Whether you’re driving through a lush northern boreal forest or across a golden southern prairie, all it takes is one glance out the truck’s window to see that Alberta’s landscape ain’t what it used to be.
Our summer months, once precious, now choke us with thick wildfire smoke. Whole municipalities are devastated by blazes that grow deadlier every year. And still, the Government of Alberta’s only response has been to cut funding for wildfire lookouts and end the specialized Wildland Firefighter Rappel Program (RAP).
Alberta’s forests aren’t the only thing feeling the heat — ask any farmer and they will tell you that 2021 was probably the worst season in decades.
Crops just aren’t coming in like they used to, and it’s beginning to have major consequences for Alberta’s economy and food supply.
“Climate change is real, and we are seeing real damage being done to Alberta’s environment,” says AUPE Vice-President Mike Dempsey. “As an Environmental Protection Officer, I can tell you that the most precious thing we have is our planet. You cannot have good jobs and flourishing communities without the world we share.”
“We must diversify our economy and create more jobs by pursuing renewable energy sources. We cannot allow working people to weather climate change, either by doing nothing about it or by excluding Albertans from the transition.”
According to a report by Global News after the Fort McMurray wildfire, seven out of the ten most costly Canadian natural disasters happened here in Alberta. It’s clear that a more volatile climate would be disastrous for Albertans.
Aside from the chaos that may befall the environment, there is also the obvious challenge Alberta faces as the world moves away from fossil fuels.
Our province’s economy has depended on oil and gas booms for decades.
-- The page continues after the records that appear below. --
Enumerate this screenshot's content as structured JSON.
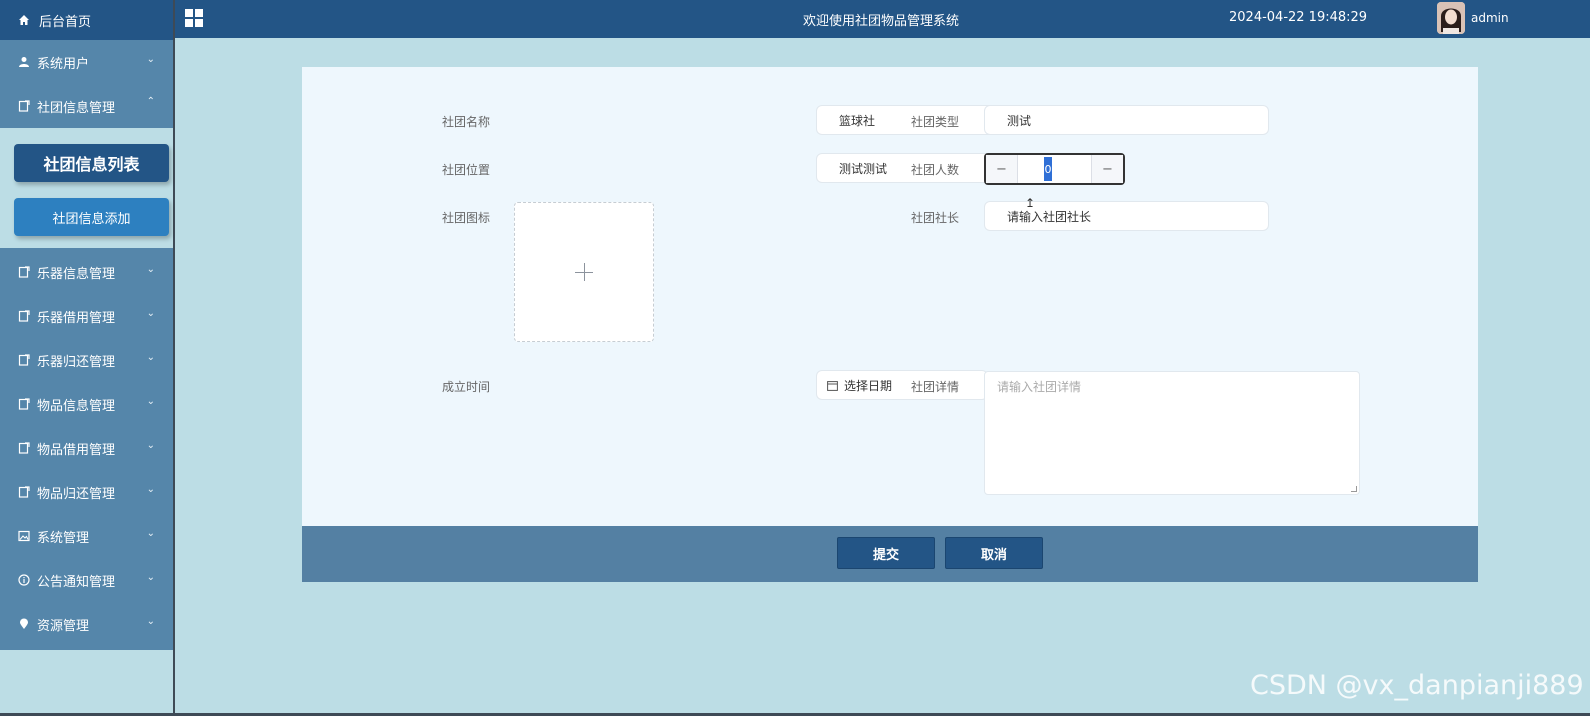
{
  "sidebar": {
    "home_label": "后台首页",
    "items": [
      {
        "label": "系统用户"
      },
      {
        "label": "社团信息管理"
      },
      {
        "label": "乐器信息管理"
      },
      {
        "label": "乐器借用管理"
      },
      {
        "label": "乐器归还管理"
      },
      {
        "label": "物品信息管理"
      },
      {
        "label": "物品借用管理"
      },
      {
        "label": "物品归还管理"
      },
      {
        "label": "系统管理"
      },
      {
        "label": "公告通知管理"
      },
      {
        "label": "资源管理"
      }
    ],
    "submenu": {
      "active_label": "社团信息列表",
      "normal_label": "社团信息添加"
    }
  },
  "topbar": {
    "title": "欢迎使用社团物品管理系统",
    "datetime": "2024-04-22 19:48:29",
    "username": "admin"
  },
  "form": {
    "name_label": "社团名称",
    "name_value": "篮球社",
    "type_label": "社团类型",
    "type_value": "测试",
    "location_label": "社团位置",
    "location_value": "测试测试",
    "count_label": "社团人数",
    "count_value": "0",
    "icon_label": "社团图标",
    "leader_label": "社团社长",
    "leader_value": "请输入社团社长",
    "date_label": "成立时间",
    "date_placeholder": "选择日期",
    "detail_label": "社团详情",
    "detail_placeholder": "请输入社团详情"
  },
  "actions": {
    "submit_label": "提交",
    "cancel_label": "取消"
  },
  "watermark": "CSDN @vx_danpianji889",
  "colors": {
    "header": "#235586",
    "sidebar": "#5586aa",
    "background": "#bcdde5",
    "card": "#eef7fd",
    "footer": "#5480a3"
  }
}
But for every boom there is a bust, and the one that threatens to sink this province for good is Alberta’s stubborn grip on an empty sack that the rest of the world is preparing to trade for more sustainable energy sources.
“We must diversify our economy and create more jobs by pursuing renewable energy sources,” says Dempsey. “We cannot allow working people to weather climate change, either by doing nothing about it or by excluding Albertans from the transition.”
All of this and more is at stake because of climate change, something AUPE’s Environmental Committee is looking to make one of the major topics of discussion at this year’s virtual convention.
“We have to shake the notion that saving our planet is somehow bad for our economy,” says Local 095’s Provincial Executive representative James Sullivan, who also chairs the union’s Environmental Committee. “At Convention 2021, we’re seeking a mandate for member-driven solutions to the challenges we face because of climate change.”
This year, the committee created a detailed submission for the Government of Canada’s Consultation on a people-centred just transition.
Government-run consultations can be bureaucratic, focusing on technical policies that may look impressive when charted on a graph but are useless if they don’t help real people. AUPE’s Environmental Committee sent a clear message to Ottawa: put people first.
“The world is going to make big changes to fight climate change,” says Sullivan. “AUPE members are hard-working, innovative, and thrive in the face of adversity. We are the workers who can help lead the way into a sustainable, green future for all Albertans.”
Vice-President Dempsey agrees that AUPE members need to be part of Alberta’s solutions to climate change, and he looks forward to the conversations the committee’s proposals will incite at convention.
“Enact any policy you like, but if it doesn’t help ordinary people then what is it good for?” he says. “AUPE members can’t afford to be left out of the green energy transition. That’s why it is so important to join this conversation right now, when everyone is laying the groundwork to save our planet.”
Talk to your coworkers. There’s more to the RAP story than meets the eye. Check in with Local 005 Chair Aaron Townsend who has an excellent two-page summary on the issue.